*** EXERCISE INPUT Section Begins ***

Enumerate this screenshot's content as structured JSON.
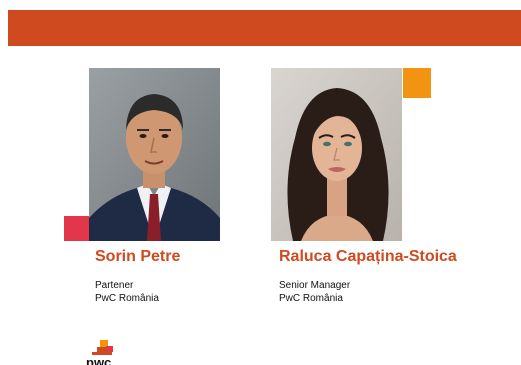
{
  "colors": {
    "brand_orange": "#d04a1f",
    "accent_pink": "#e2364a",
    "accent_amber": "#f29412"
  },
  "people": [
    {
      "name": "Sorin Petre",
      "role": "Partener",
      "company": "PwC România",
      "photo_icon": "man-portrait-photo"
    },
    {
      "name": "Raluca Capațina-Stoica",
      "role": "Senior Manager",
      "company": "PwC România",
      "photo_icon": "woman-portrait-photo"
    }
  ],
  "logo": {
    "icon": "pwc-logo",
    "text": "pwc"
  }
}
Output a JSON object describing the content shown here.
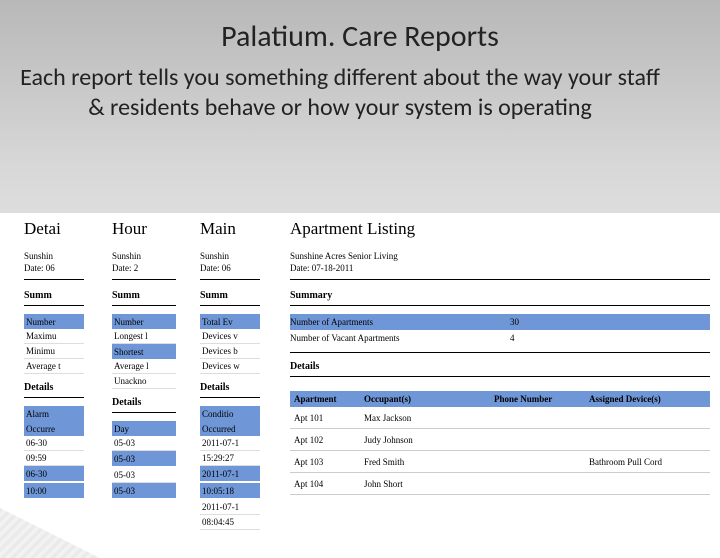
{
  "title": "Palatium. Care Reports",
  "subtitle": "Each report tells you something different about the way your staff & residents behave or how your system is operating",
  "r1": {
    "head": "Detai",
    "org": "Sunshin",
    "date": "Date:   06",
    "summary": "Summ",
    "h0": "Number",
    "rows": [
      "Maximu",
      "Minimu",
      "Average t"
    ],
    "details": "Details",
    "d0": "Alarm",
    "d1": "Occurre",
    "t0": "06-30",
    "t1": "09:59",
    "t2": "06-30",
    "t3": "10:00"
  },
  "r2": {
    "head": "Hour",
    "org": "Sunshin",
    "date": "Date:   2",
    "summary": "Summ",
    "h0": "Number",
    "rows": [
      "Longest l",
      "Shortest",
      "Average l",
      "Unackno"
    ],
    "details": "Details",
    "d0": "Day",
    "t0": "05-03",
    "t1": "05-03",
    "t2": "05-03",
    "t3": "05-03"
  },
  "r3": {
    "head": "Main",
    "org": "Sunshin",
    "date": "Date:   06",
    "summary": "Summ",
    "h0": "Total Ev",
    "rows": [
      "Devices v",
      "Devices b",
      "Devices w"
    ],
    "details": "Details",
    "d0": "Conditio",
    "d1": "Occurred",
    "t0": "2011-07-1",
    "t1": "15:29:27",
    "t2": "2011-07-1",
    "t3": "10:05:18",
    "t4": "2011-07-1",
    "t5": "08:04:45"
  },
  "r4": {
    "head": "Apartment Listing",
    "org": "Sunshine Acres Senior Living",
    "date": "Date:   07-18-2011",
    "summary": "Summary",
    "s0l": "Number of Apartments",
    "s0v": "30",
    "s1l": "Number of Vacant Apartments",
    "s1v": "4",
    "details": "Details",
    "hc0": "Apartment",
    "hc1": "Occupant(s)",
    "hc2": "Phone Number",
    "hc3": "Assigned Device(s)",
    "rows": [
      {
        "apt": "Apt 101",
        "occ": "Max Jackson",
        "phone": "",
        "dev": ""
      },
      {
        "apt": "Apt 102",
        "occ": "Judy Johnson",
        "phone": "",
        "dev": ""
      },
      {
        "apt": "Apt 103",
        "occ": "Fred Smith",
        "phone": "",
        "dev": "Bathroom Pull Cord"
      },
      {
        "apt": "Apt 104",
        "occ": "John Short",
        "phone": "",
        "dev": ""
      }
    ]
  }
}
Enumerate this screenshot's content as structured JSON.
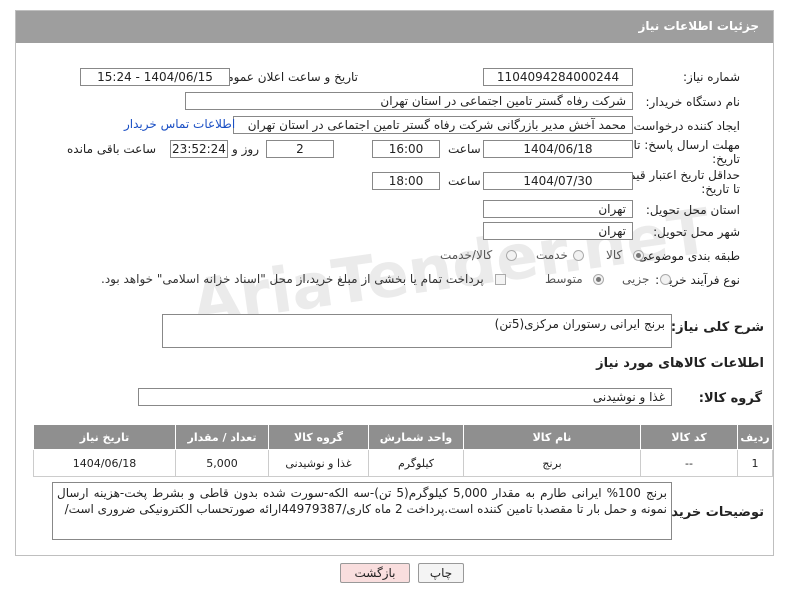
{
  "header": {
    "title": "جزئیات اطلاعات نیاز"
  },
  "form": {
    "need_number_label": "شماره نیاز:",
    "need_number": "1104094284000244",
    "announce_label": "تاریخ و ساعت اعلان عمومی:",
    "announce_value": "1404/06/15 - 15:24",
    "buyer_org_label": "نام دستگاه خریدار:",
    "buyer_org": "شرکت رفاه گستر تامین اجتماعی در استان تهران",
    "creator_label": "ایجاد کننده درخواست:",
    "creator": "محمد آخش مدیر بازرگانی شرکت رفاه گستر تامین اجتماعی در استان تهران",
    "contact_link": "اطلاعات تماس خریدار",
    "deadline_label_1": "مهلت ارسال پاسخ: تا",
    "deadline_label_2": "تاریخ:",
    "deadline_date": "1404/06/18",
    "time_label": "ساعت",
    "deadline_time": "16:00",
    "days_value": "2",
    "days_label": "روز و",
    "remaining_time": "23:52:24",
    "remaining_label": "ساعت باقی مانده",
    "price_validity_label_1": "حداقل تاریخ اعتبار قیمت:",
    "price_validity_label_2": "تا تاریخ:",
    "price_validity_date": "1404/07/30",
    "price_validity_time": "18:00",
    "delivery_province_label": "استان محل تحویل:",
    "delivery_province": "تهران",
    "delivery_city_label": "شهر محل تحویل:",
    "delivery_city": "تهران",
    "category_label": "طبقه بندی موضوعی:",
    "category_options": [
      "کالا",
      "خدمت",
      "کالا/خدمت"
    ],
    "purchase_type_label": "نوع فرآیند خرید :",
    "purchase_type_options": [
      "جزیی",
      "متوسط"
    ],
    "payment_note": "پرداخت تمام یا بخشی از مبلغ خرید،از محل \"اسناد خزانه اسلامی\" خواهد بود.",
    "description_label": "شرح کلی نیاز:",
    "description": "برنج ایرانی رستوران مرکزی(5تن)",
    "goods_info_title": "اطلاعات کالاهای مورد نیاز",
    "goods_group_label": "گروه کالا:",
    "goods_group": "غذا و نوشیدنی"
  },
  "table": {
    "headers": [
      "ردیف",
      "کد کالا",
      "نام کالا",
      "واحد شمارش",
      "گروه کالا",
      "تعداد / مقدار",
      "تاریخ نیاز"
    ],
    "rows": [
      [
        "1",
        "--",
        "برنج",
        "کیلوگرم",
        "غذا و نوشیدنی",
        "5,000",
        "1404/06/18"
      ]
    ]
  },
  "buyer_notes_label": "توضیحات خریدار:",
  "buyer_notes": "برنج 100% ایرانی طارم به مقدار 5,000 کیلوگرم(5 تن)-سه الکه-سورت شده بدون قاطی و بشرط پخت-هزینه ارسال نمونه و حمل بار تا مقصدبا تامین کننده است.پرداخت 2 ماه کاری/44979387ارائه صورتحساب الکترونیکی ضروری است/",
  "buttons": {
    "print": "چاپ",
    "back": "بازگشت"
  },
  "watermark": "AriaTender.neT",
  "colors": {
    "header_bg": "#9e9e9e",
    "table_header_bg": "#8f8f8f",
    "back_button_bg": "#f9dede",
    "link": "#1a4fc4"
  }
}
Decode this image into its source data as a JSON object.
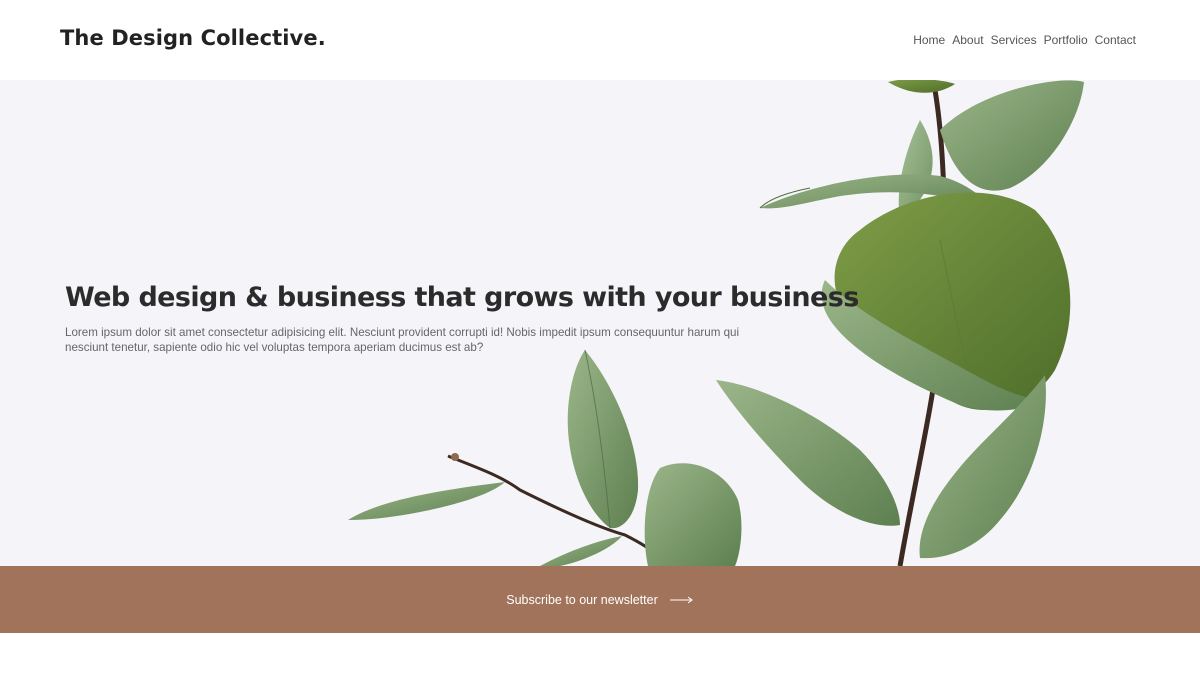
{
  "header": {
    "logo": "The Design Collective.",
    "nav": [
      {
        "label": "Home"
      },
      {
        "label": "About"
      },
      {
        "label": "Services"
      },
      {
        "label": "Portfolio"
      },
      {
        "label": "Contact"
      }
    ]
  },
  "hero": {
    "title": "Web design & business that grows with your business",
    "text": "Lorem ipsum dolor sit amet consectetur adipisicing elit. Nesciunt provident corrupti id! Nobis impedit ipsum consequuntur harum qui nesciunt tenetur, sapiente odio hic vel voluptas tempora aperiam ducimus est ab?",
    "image": "eucalyptus-leaves"
  },
  "newsletter": {
    "label": "Subscribe to our newsletter",
    "icon": "arrow-right-icon"
  },
  "colors": {
    "hero_bg": "#f5f5f9",
    "band": "#a1735a",
    "leaf_dark": "#6f8e3c",
    "leaf_light": "#8aa777",
    "stem": "#3c2a22"
  }
}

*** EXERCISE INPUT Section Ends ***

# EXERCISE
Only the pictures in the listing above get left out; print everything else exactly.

# TASK RESPONSE
Enumerate this screenshot's content as structured JSON.
{
  "colors": {
    "brand_orange": "#d04a1f",
    "accent_pink": "#e2364a",
    "accent_amber": "#f29412"
  },
  "people": [
    {
      "name": "Sorin Petre",
      "role": "Partener",
      "company": "PwC România",
      "photo_icon": "man-portrait-photo"
    },
    {
      "name": "Raluca Capațina-Stoica",
      "role": "Senior Manager",
      "company": "PwC România",
      "photo_icon": "woman-portrait-photo"
    }
  ],
  "logo": {
    "icon": "pwc-logo",
    "text": "pwc"
  }
}
Output a JSON object describing the content shown here.
{
  "title": "Palatium. Care Reports",
  "subtitle": "Each report tells you something different about the way your staff & residents behave or how your system is operating",
  "r1": {
    "head": "Detai",
    "org": "Sunshin",
    "date": "Date:   06",
    "summary": "Summ",
    "h0": "Number",
    "rows": [
      "Maximu",
      "Minimu",
      "Average t"
    ],
    "details": "Details",
    "d0": "Alarm",
    "d1": "Occurre",
    "t0": "06-30",
    "t1": "09:59",
    "t2": "06-30",
    "t3": "10:00"
  },
  "r2": {
    "head": "Hour",
    "org": "Sunshin",
    "date": "Date:   2",
    "summary": "Summ",
    "h0": "Number",
    "rows": [
      "Longest l",
      "Shortest",
      "Average l",
      "Unackno"
    ],
    "details": "Details",
    "d0": "Day",
    "t0": "05-03",
    "t1": "05-03",
    "t2": "05-03",
    "t3": "05-03"
  },
  "r3": {
    "head": "Main",
    "org": "Sunshin",
    "date": "Date:   06",
    "summary": "Summ",
    "h0": "Total Ev",
    "rows": [
      "Devices v",
      "Devices b",
      "Devices w"
    ],
    "details": "Details",
    "d0": "Conditio",
    "d1": "Occurred",
    "t0": "2011-07-1",
    "t1": "15:29:27",
    "t2": "2011-07-1",
    "t3": "10:05:18",
    "t4": "2011-07-1",
    "t5": "08:04:45"
  },
  "r4": {
    "head": "Apartment Listing",
    "org": "Sunshine Acres Senior Living",
    "date": "Date:   07-18-2011",
    "summary": "Summary",
    "s0l": "Number of Apartments",
    "s0v": "30",
    "s1l": "Number of Vacant Apartments",
    "s1v": "4",
    "details": "Details",
    "hc0": "Apartment",
    "hc1": "Occupant(s)",
    "hc2": "Phone Number",
    "hc3": "Assigned Device(s)",
    "rows": [
      {
        "apt": "Apt 101",
        "occ": "Max Jackson",
        "phone": "",
        "dev": ""
      },
      {
        "apt": "Apt 102",
        "occ": "Judy Johnson",
        "phone": "",
        "dev": ""
      },
      {
        "apt": "Apt 103",
        "occ": "Fred Smith",
        "phone": "",
        "dev": "Bathroom Pull Cord"
      },
      {
        "apt": "Apt 104",
        "occ": "John Short",
        "phone": "",
        "dev": ""
      }
    ]
  }
}
Enumerate this screenshot's content as structured JSON.
{
  "header": {
    "title": "جزئیات اطلاعات نیاز"
  },
  "form": {
    "need_number_label": "شماره نیاز:",
    "need_number": "1104094284000244",
    "announce_label": "تاریخ و ساعت اعلان عمومی:",
    "announce_value": "1404/06/15 - 15:24",
    "buyer_org_label": "نام دستگاه خریدار:",
    "buyer_org": "شرکت رفاه گستر تامین اجتماعی در استان تهران",
    "creator_label": "ایجاد کننده درخواست:",
    "creator": "محمد آخش مدیر بازرگانی شرکت رفاه گستر تامین اجتماعی در استان تهران",
    "contact_link": "اطلاعات تماس خریدار",
    "deadline_label_1": "مهلت ارسال پاسخ: تا",
    "deadline_label_2": "تاریخ:",
    "deadline_date": "1404/06/18",
    "time_label": "ساعت",
    "deadline_time": "16:00",
    "days_value": "2",
    "days_label": "روز و",
    "remaining_time": "23:52:24",
    "remaining_label": "ساعت باقی مانده",
    "price_validity_label_1": "حداقل تاریخ اعتبار قیمت:",
    "price_validity_label_2": "تا تاریخ:",
    "price_validity_date": "1404/07/30",
    "price_validity_time": "18:00",
    "delivery_province_label": "استان محل تحویل:",
    "delivery_province": "تهران",
    "delivery_city_label": "شهر محل تحویل:",
    "delivery_city": "تهران",
    "category_label": "طبقه بندی موضوعی:",
    "category_options": [
      "کالا",
      "خدمت",
      "کالا/خدمت"
    ],
    "purchase_type_label": "نوع فرآیند خرید :",
    "purchase_type_options": [
      "جزیی",
      "متوسط"
    ],
    "payment_note": "پرداخت تمام یا بخشی از مبلغ خرید،از محل \"اسناد خزانه اسلامی\" خواهد بود.",
    "description_label": "شرح کلی نیاز:",
    "description": "برنج ایرانی رستوران مرکزی(5تن)",
    "goods_info_title": "اطلاعات کالاهای مورد نیاز",
    "goods_group_label": "گروه کالا:",
    "goods_group": "غذا و نوشیدنی"
  },
  "table": {
    "headers": [
      "ردیف",
      "کد کالا",
      "نام کالا",
      "واحد شمارش",
      "گروه کالا",
      "تعداد / مقدار",
      "تاریخ نیاز"
    ],
    "rows": [
      [
        "1",
        "--",
        "برنج",
        "کیلوگرم",
        "غذا و نوشیدنی",
        "5,000",
        "1404/06/18"
      ]
    ]
  },
  "buyer_notes_label": "توضیحات خریدار:",
  "buyer_notes": "برنج 100% ایرانی طارم به مقدار 5,000 کیلوگرم(5 تن)-سه الکه-سورت شده بدون قاطی و بشرط پخت-هزینه ارسال نمونه و حمل بار تا مقصدبا تامین کننده است.پرداخت 2 ماه کاری/44979387ارائه صورتحساب الکترونیکی ضروری است/",
  "buttons": {
    "print": "چاپ",
    "back": "بازگشت"
  },
  "watermark": "AriaTender.neT",
  "colors": {
    "header_bg": "#9e9e9e",
    "table_header_bg": "#8f8f8f",
    "back_button_bg": "#f9dede",
    "link": "#1a4fc4"
  }
}
Decode this image into its source data as a JSON object.
{
  "header": {
    "logo": "The Design Collective.",
    "nav": [
      {
        "label": "Home"
      },
      {
        "label": "About"
      },
      {
        "label": "Services"
      },
      {
        "label": "Portfolio"
      },
      {
        "label": "Contact"
      }
    ]
  },
  "hero": {
    "title": "Web design & business that grows with your business",
    "text": "Lorem ipsum dolor sit amet consectetur adipisicing elit. Nesciunt provident corrupti id! Nobis impedit ipsum consequuntur harum qui nesciunt tenetur, sapiente odio hic vel voluptas tempora aperiam ducimus est ab?",
    "image": "eucalyptus-leaves"
  },
  "newsletter": {
    "label": "Subscribe to our newsletter",
    "icon": "arrow-right-icon"
  },
  "colors": {
    "hero_bg": "#f5f5f9",
    "band": "#a1735a",
    "leaf_dark": "#6f8e3c",
    "leaf_light": "#8aa777",
    "stem": "#3c2a22"
  }
}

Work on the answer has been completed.